- Steve Bassam resigned as Labour’s Chief Whip in the House of Lords last week
- Lord Bassam quit over a row concerning travel and accommodation expenses
- Now it has emerged he paid his wife ‘much’ of a £44,000 secretarial allowance
- His wife Jill Whittacker is a corporate lawyer with Brighton and Hove Council
The top aide to Jeremy Corbyn who quit last week over a Lords expenses scandal faced further questions last night over thousands of pounds in secretarial allowances which he paid his wife – even though she has a separate job as a lawyer.
Steve Bassam resigned as Labour’s Chief Whip in the Lords after the MoS revealed he claimed travel expenses to commute from Brighton while getting £260,000 over the past seven years for London overnight stays he was rarely making.

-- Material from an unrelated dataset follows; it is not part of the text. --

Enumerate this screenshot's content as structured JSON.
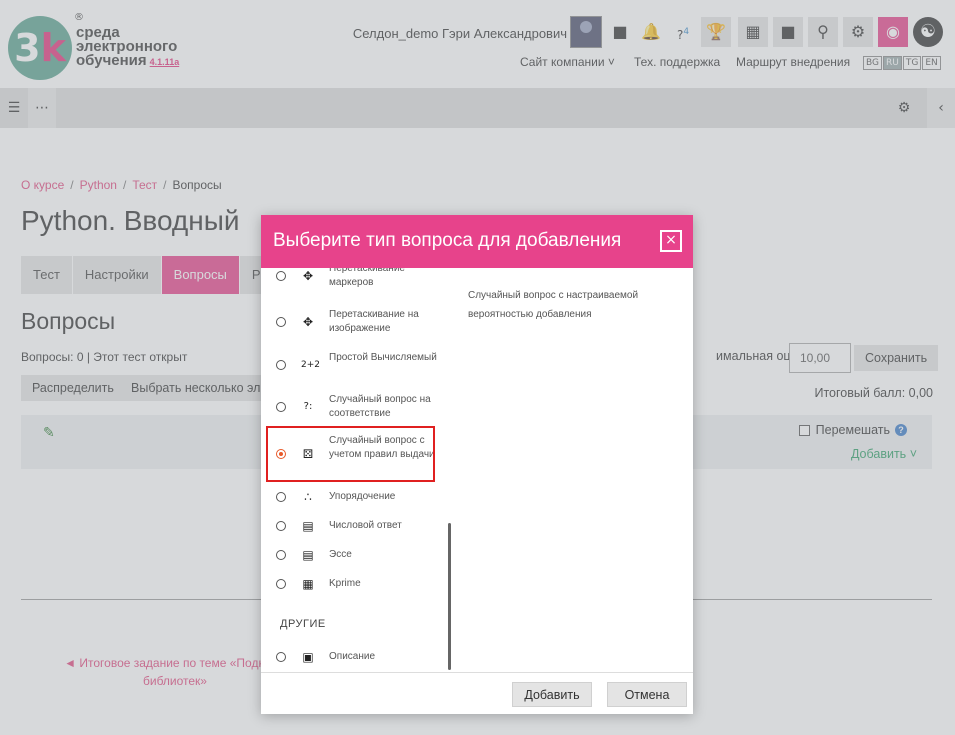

Lord Bassam – known as Lord Swampy because of his background as a squatters’ rights leader – was forced to announce his resignation.
Steve Bassam – known as Lord Swampy – faces a second expenses probe after he paid his wife Jill Whittaker, right, from a £44,000 secretarial allowance he has claimed since 2010
He had already promised to pay back about £41,000 travel expenses but denied that he had broken rules relating to the second-home allowances.
Now this newspaper has established that since 2010 he has claimed around £44,000 of taxpayers’ money from a little-known Lords secretarial allowance.
Lord Bassam confirmed he used ‘much’ of the allowance to pay his wife, Jill Whittaker.
Ms Whittaker, who lives with her husband in a £1 million home in Brighton, is a corporate lawyer with Brighton and Hove City Council.
The Lords’ Ministerial and Office Holder Secretarial Expenses budget funds secretarial support for senior frontbench peers.
Last week The Mail on Sunday exposed the original scandal which led to Bassam’s resignation
Lord Bassam said the money had paid for ‘support on a range of parliamentary duties, including case work administration, charitable work and related diary management’.
He added: ‘Until October of this year, much of that support was provided by my wife.’
Asked to explain exactly how much she had received and how he justified it when she has a job with the council, he declined to answer.
There is no suggestion that Lord Bassam has broken Lords rules by paying his wife to assist him.
A Lords official said peers must submit a monthly bill which they and the person doing the work have to sign.